The Type R launched a year after the Civic Si, and its markups were even worse. Honda launched the CTR with an MSRP of $44,385, which was on par with the hyper hatches mentioned above in the Civic Si text block.
Shortly after, CTRs started popping up for nearly $80,000. The cheapest markup was $5,000, but the average was roughly $25,000. To own a Civic Type R, you'd have to pay approximately 85% of the price of the Civic Si over and above MSRP.
This outraged one CTR fan so much that they made a list of offending dealers and placed it on Reddit. As we discovered with the case of one ridiculously marked-up Corvette Z06, internet outrage is the only antidote to this nefarious business model.
The Ford Bronco has become a poster child for insane dealer markups. It launched at the right time, was highly desirable, and Ford couldn't make enough of them.
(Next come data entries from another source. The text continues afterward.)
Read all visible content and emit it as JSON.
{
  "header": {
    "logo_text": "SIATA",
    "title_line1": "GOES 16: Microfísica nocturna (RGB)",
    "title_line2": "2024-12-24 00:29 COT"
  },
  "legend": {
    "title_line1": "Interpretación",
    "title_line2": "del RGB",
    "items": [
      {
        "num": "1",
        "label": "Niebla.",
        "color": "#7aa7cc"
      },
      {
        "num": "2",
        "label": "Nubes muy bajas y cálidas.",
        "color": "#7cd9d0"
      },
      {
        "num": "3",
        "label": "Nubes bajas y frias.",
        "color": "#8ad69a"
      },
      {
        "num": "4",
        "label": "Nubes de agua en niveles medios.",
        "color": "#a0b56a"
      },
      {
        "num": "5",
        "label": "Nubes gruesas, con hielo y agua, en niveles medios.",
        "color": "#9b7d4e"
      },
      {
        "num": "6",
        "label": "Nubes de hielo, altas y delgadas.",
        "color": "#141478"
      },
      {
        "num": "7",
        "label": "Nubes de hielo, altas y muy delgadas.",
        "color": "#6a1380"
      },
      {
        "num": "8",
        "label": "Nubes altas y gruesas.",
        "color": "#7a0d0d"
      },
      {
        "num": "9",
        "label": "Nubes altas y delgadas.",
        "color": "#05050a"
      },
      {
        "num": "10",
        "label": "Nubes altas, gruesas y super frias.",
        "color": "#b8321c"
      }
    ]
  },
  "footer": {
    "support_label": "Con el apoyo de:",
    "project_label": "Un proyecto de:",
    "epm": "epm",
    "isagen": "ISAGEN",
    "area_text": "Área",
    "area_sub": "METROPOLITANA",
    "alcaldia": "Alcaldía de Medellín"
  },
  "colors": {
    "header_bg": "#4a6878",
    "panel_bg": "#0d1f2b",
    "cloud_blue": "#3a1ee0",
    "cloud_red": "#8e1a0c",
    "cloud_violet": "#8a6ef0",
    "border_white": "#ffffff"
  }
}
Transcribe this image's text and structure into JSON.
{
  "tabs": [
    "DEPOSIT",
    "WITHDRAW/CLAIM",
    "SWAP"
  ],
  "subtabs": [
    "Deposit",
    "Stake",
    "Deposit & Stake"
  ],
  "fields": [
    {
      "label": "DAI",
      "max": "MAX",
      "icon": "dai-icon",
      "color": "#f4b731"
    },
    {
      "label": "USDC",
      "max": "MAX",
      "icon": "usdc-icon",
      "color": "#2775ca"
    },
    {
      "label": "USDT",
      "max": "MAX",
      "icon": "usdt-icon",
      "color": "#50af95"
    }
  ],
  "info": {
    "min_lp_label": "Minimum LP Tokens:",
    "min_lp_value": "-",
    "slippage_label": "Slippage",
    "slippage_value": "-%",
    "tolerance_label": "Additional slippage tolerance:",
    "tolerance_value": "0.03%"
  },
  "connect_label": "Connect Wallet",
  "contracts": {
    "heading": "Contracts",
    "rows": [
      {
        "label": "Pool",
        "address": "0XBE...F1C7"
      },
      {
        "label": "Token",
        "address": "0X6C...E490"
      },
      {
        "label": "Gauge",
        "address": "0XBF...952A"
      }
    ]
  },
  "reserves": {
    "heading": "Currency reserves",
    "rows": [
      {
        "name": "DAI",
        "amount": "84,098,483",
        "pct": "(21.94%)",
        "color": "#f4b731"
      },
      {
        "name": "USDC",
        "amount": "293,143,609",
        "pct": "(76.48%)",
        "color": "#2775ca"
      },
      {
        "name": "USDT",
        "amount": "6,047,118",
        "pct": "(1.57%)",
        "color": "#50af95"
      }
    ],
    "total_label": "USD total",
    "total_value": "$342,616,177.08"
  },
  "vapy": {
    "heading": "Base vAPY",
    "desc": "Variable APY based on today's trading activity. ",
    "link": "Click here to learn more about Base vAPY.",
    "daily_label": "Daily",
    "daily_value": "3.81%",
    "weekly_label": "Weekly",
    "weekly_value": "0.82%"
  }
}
The Bronco Sport wasn't immune either. Dealers were charging $10,000 over sticker price, and desperate customers who wanted the most fabulous car of 2021 were willing to pay.
Ford launched the Bronco First Edition in 2021, and production was limited to 7,000 units. It sold out within hours, and greedy dealers were among the first to get their hands on the car. Ford expected customers to pay $59,115, but one dealer added another $20,000 on top of that.
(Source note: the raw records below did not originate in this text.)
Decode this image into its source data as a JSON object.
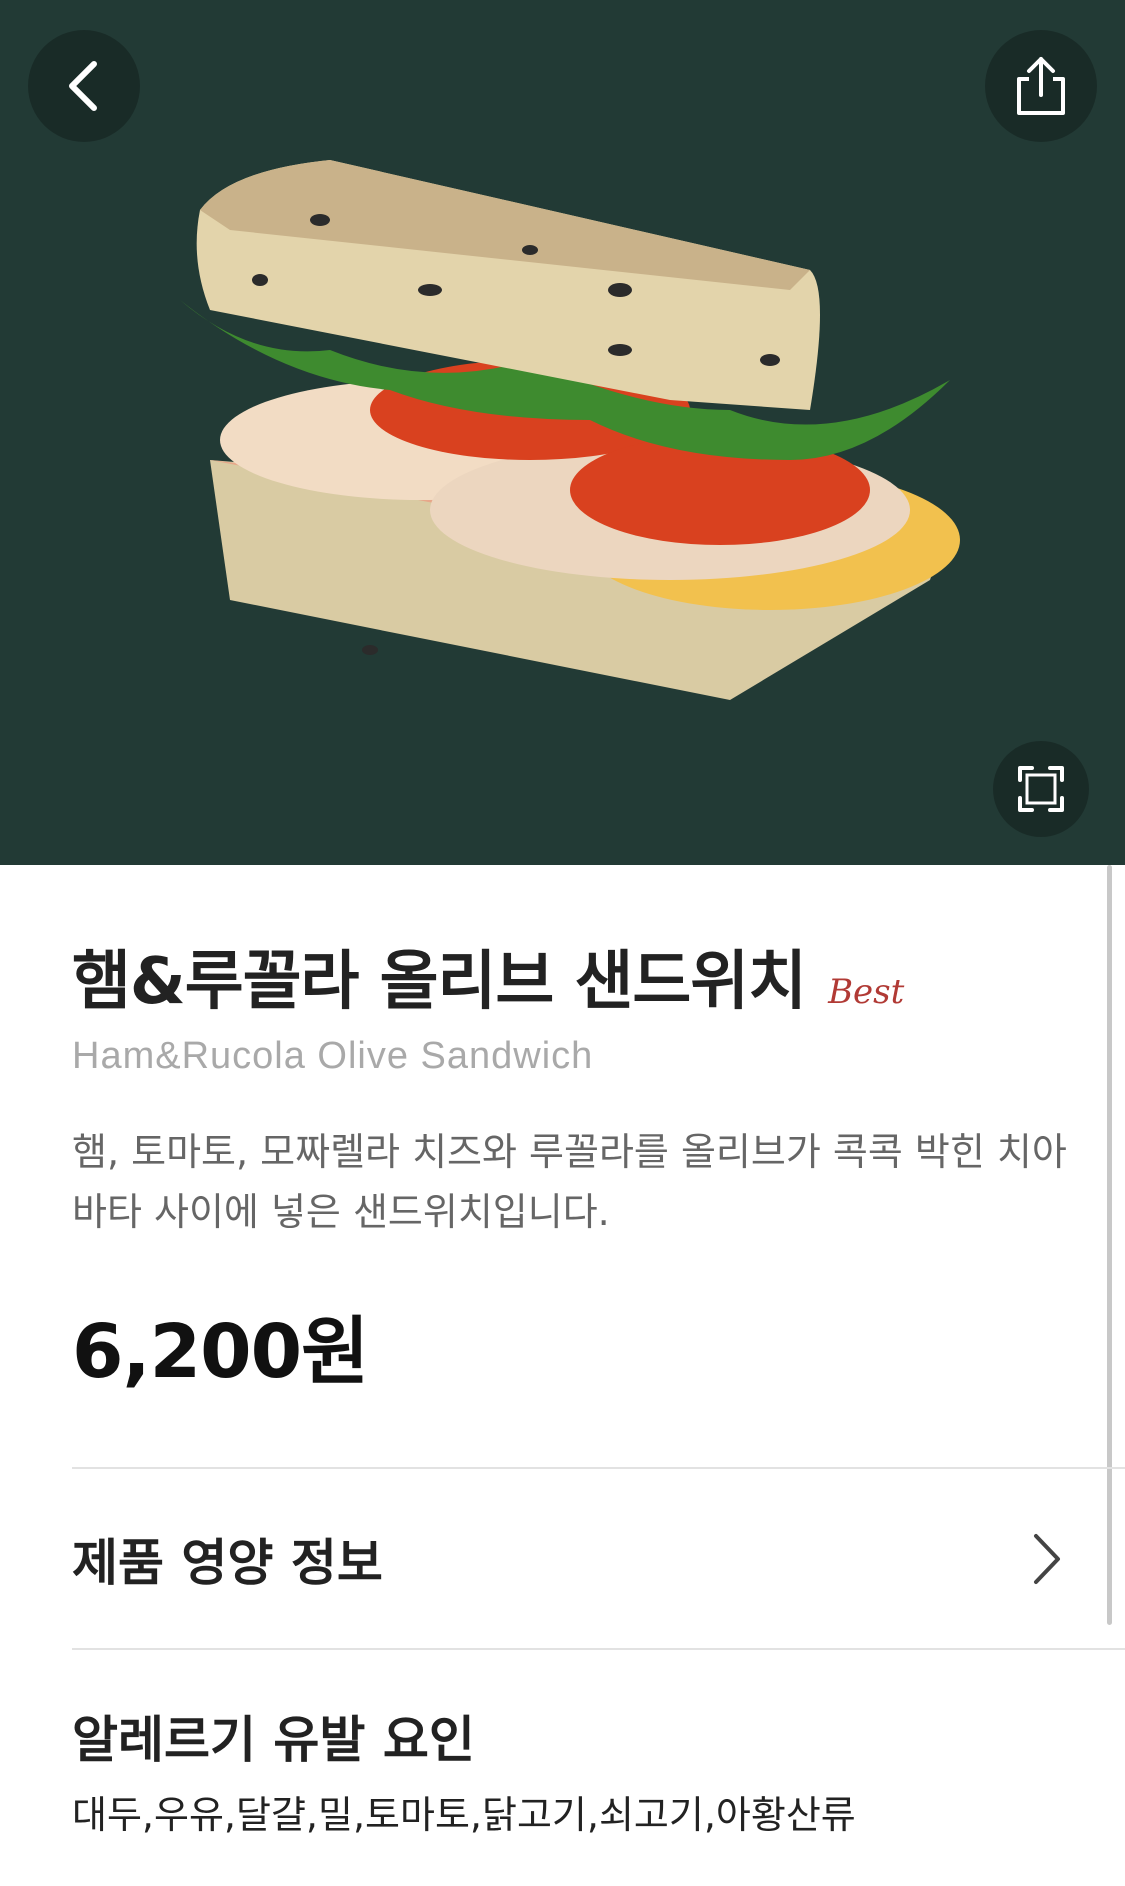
{
  "header": {
    "back_icon": "chevron-left-icon",
    "share_icon": "share-icon",
    "expand_icon": "expand-icon",
    "hero_bg": "#223a35"
  },
  "product": {
    "name_ko": "햄&루꼴라 올리브 샌드위치",
    "badge": "Best",
    "name_en": "Ham&Rucola Olive Sandwich",
    "description": "햄, 토마토, 모짜렐라 치즈와 루꼴라를 올리브가 콕콕 박힌 치아바타 사이에 넣은 샌드위치입니다.",
    "price": "6,200원"
  },
  "sections": {
    "nutrition_label": "제품 영양 정보",
    "allergy_title": "알레르기 유발 요인",
    "allergy_values": "대두,우유,달걀,밀,토마토,닭고기,쇠고기,아황산류"
  },
  "colors": {
    "badge": "#b13a35",
    "subtitle": "#a9a9a9"
  }
}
The Kia EV6 is the corporate cousin of the Hyundai Ioniq 5, and both cars won several prestigious awards for design, tech, and just being a good car.
Kia's idea was to introduce an affordable EV to go head-to-head with Tesla, so the car was launched with a base price of $43,650 before incentives. The then top-spec GT-Line (the EV6 GT has since usurped it) retailed for $59,945, including a few options.
One dealer added $27,000 to the price, taking the final price to $87,000. Effectively, it took the EV6 out of the realm of the Tesla Model 3 and made it a direct price rival to the Model X.
The 992 Porsche 911 Sport Classic is a limited-edition model that borrows several cool features from other models. It has a detuned Turbo engine but does without the all-wheel-drive system. It's also the only Turbo model available with a manual gearbox. Porsche only made 1,250 examples, so we knew markups would be a factor.
What we weren't expecting was just how much the markups would be. Porsche launched it with an MSRP of $288,910, and dealers slapped an additional $250,000 on top of that. That's an increase of over 80% and more than the base price of a 911 GT3 RS.
This particular dealer's estimation was correct because the Sport Classic is selling for more than $600k these days.
In late 2022, a Chevy dealer made headlines for all the wrong reasons. We already knew about Z06s selling for twice the price, but this dealer took it to another level by charging $375,000.
To us, this goes against what the Corvette has always stood for. It offers supercar money for a third of the price, which makes it a blue-collar hero. By charging nearly $400k for a Z06, this dealer took some of the 'Vette charms away.
The Dodge Challenger SRT Demon 170 is the maddest gas-powered model the American automaker has ever produced. To make matters worse, Dodge is done with V8 engines, which means this car represents an end of an era.
Dodge knew there was a potential for ridiculous markups. The MSRP for the Demon 170 is $99,666, and Dodge said that preference would be given to dealers who would sell the car at the suggested price. This approach failed because several allocations went to Dodge dealerships, who advertised allocations on Facebook Marketplace for $200,000 over sticker.
After discovering that people would be willing to pay that, the price in some places quickly jumped by another 50 grand.
This creates a huge problem. People who pay $100k for the Demon 170 would be more likely to take it to the drag strip. But once you've spent $350,000 on a car, would you risk it? This car was meant to be enjoyed by audiences at drag strips, but now they'll be stored in climate-controlled garages.
This article originally appeared on CarBuzz: New Car Markup: The Most Outrageous Markups In Recent Years2023-06-02T00:11:42Z dg43tfdfdgfd